### Try it
The entries below should be set down again exactly, with every picture left out.

### Dataset records ###

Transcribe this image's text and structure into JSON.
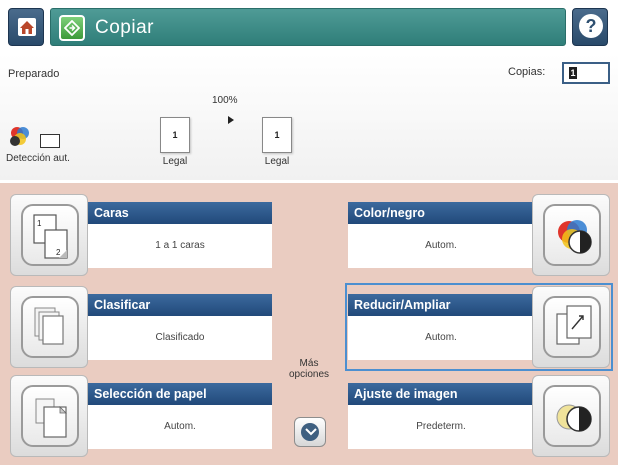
{
  "header": {
    "title": "Copiar",
    "home_icon": "home-icon",
    "help_icon": "help-icon",
    "help_glyph": "?"
  },
  "status": {
    "state": "Preparado",
    "copies_label": "Copias:",
    "copies_value": "1",
    "zoom": "100%",
    "original": {
      "page_number": "1",
      "size": "Legal"
    },
    "output": {
      "page_number": "1",
      "size": "Legal"
    },
    "detect_label": "Detección aut."
  },
  "options": {
    "caras": {
      "title": "Caras",
      "value": "1 a 1 caras"
    },
    "color": {
      "title": "Color/negro",
      "value": "Autom."
    },
    "clasificar": {
      "title": "Clasificar",
      "value": "Clasificado"
    },
    "reducir": {
      "title": "Reducir/Ampliar",
      "value": "Autom."
    },
    "papel": {
      "title": "Selección de papel",
      "value": "Autom."
    },
    "ajuste": {
      "title": "Ajuste de imagen",
      "value": "Predeterm."
    },
    "more_line1": "Más",
    "more_line2": "opciones"
  },
  "colors": {
    "title_bar": "#3a8a85",
    "option_header": "#2b5589",
    "options_background": "#eaccc1",
    "nav_button": "#2f5070"
  }
}
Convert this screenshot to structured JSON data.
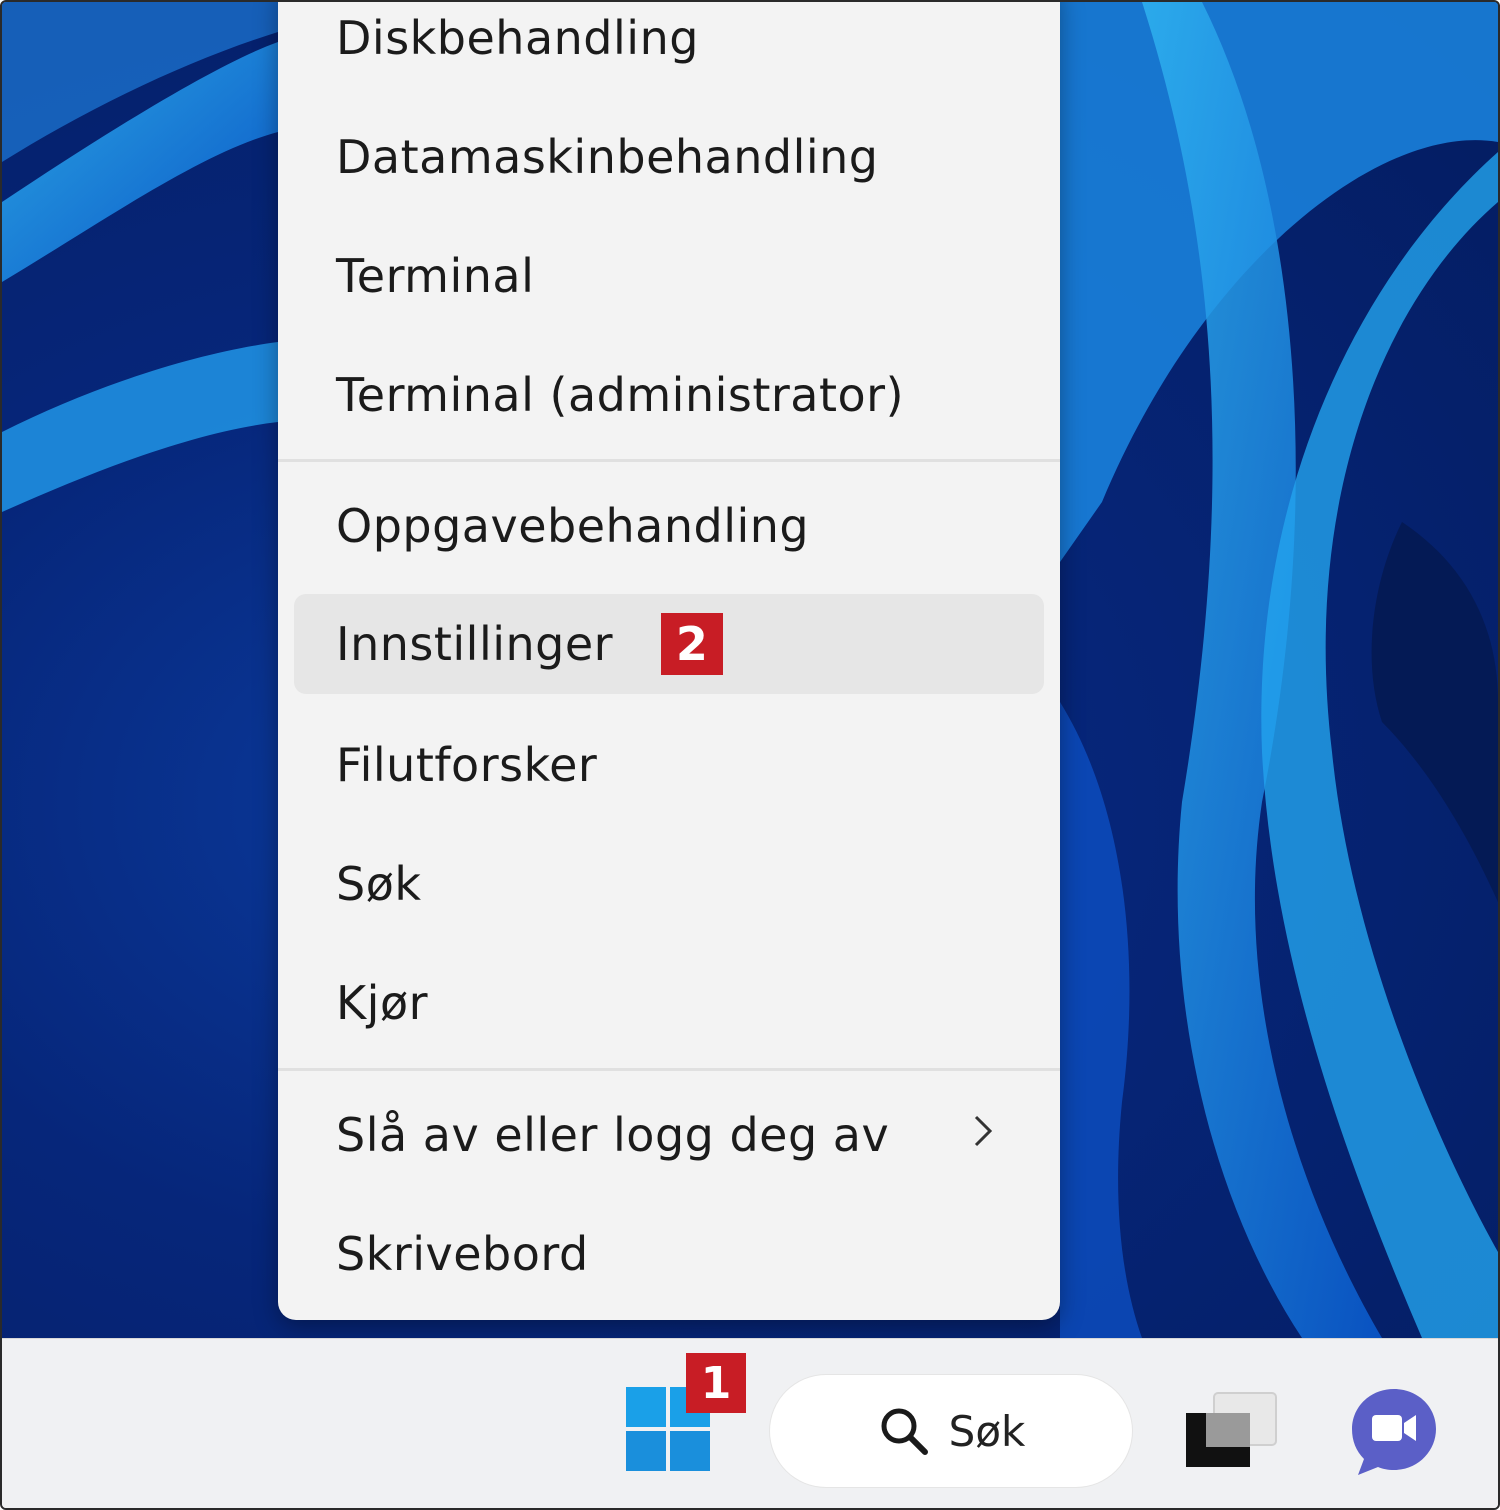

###

### Written reply
Transcribe this image's text and structure into JSON.
{
  "header": {
    "title": "Copiar",
    "home_icon": "home-icon",
    "help_icon": "help-icon",
    "help_glyph": "?"
  },
  "status": {
    "state": "Preparado",
    "copies_label": "Copias:",
    "copies_value": "1",
    "zoom": "100%",
    "original": {
      "page_number": "1",
      "size": "Legal"
    },
    "output": {
      "page_number": "1",
      "size": "Legal"
    },
    "detect_label": "Detección aut."
  },
  "options": {
    "caras": {
      "title": "Caras",
      "value": "1 a 1 caras"
    },
    "color": {
      "title": "Color/negro",
      "value": "Autom."
    },
    "clasificar": {
      "title": "Clasificar",
      "value": "Clasificado"
    },
    "reducir": {
      "title": "Reducir/Ampliar",
      "value": "Autom."
    },
    "papel": {
      "title": "Selección de papel",
      "value": "Autom."
    },
    "ajuste": {
      "title": "Ajuste de imagen",
      "value": "Predeterm."
    },
    "more_line1": "Más",
    "more_line2": "opciones"
  },
  "colors": {
    "title_bar": "#3a8a85",
    "option_header": "#2b5589",
    "options_background": "#eaccc1",
    "nav_button": "#2f5070"
  }
}
Convert this screenshot to structured JSON data.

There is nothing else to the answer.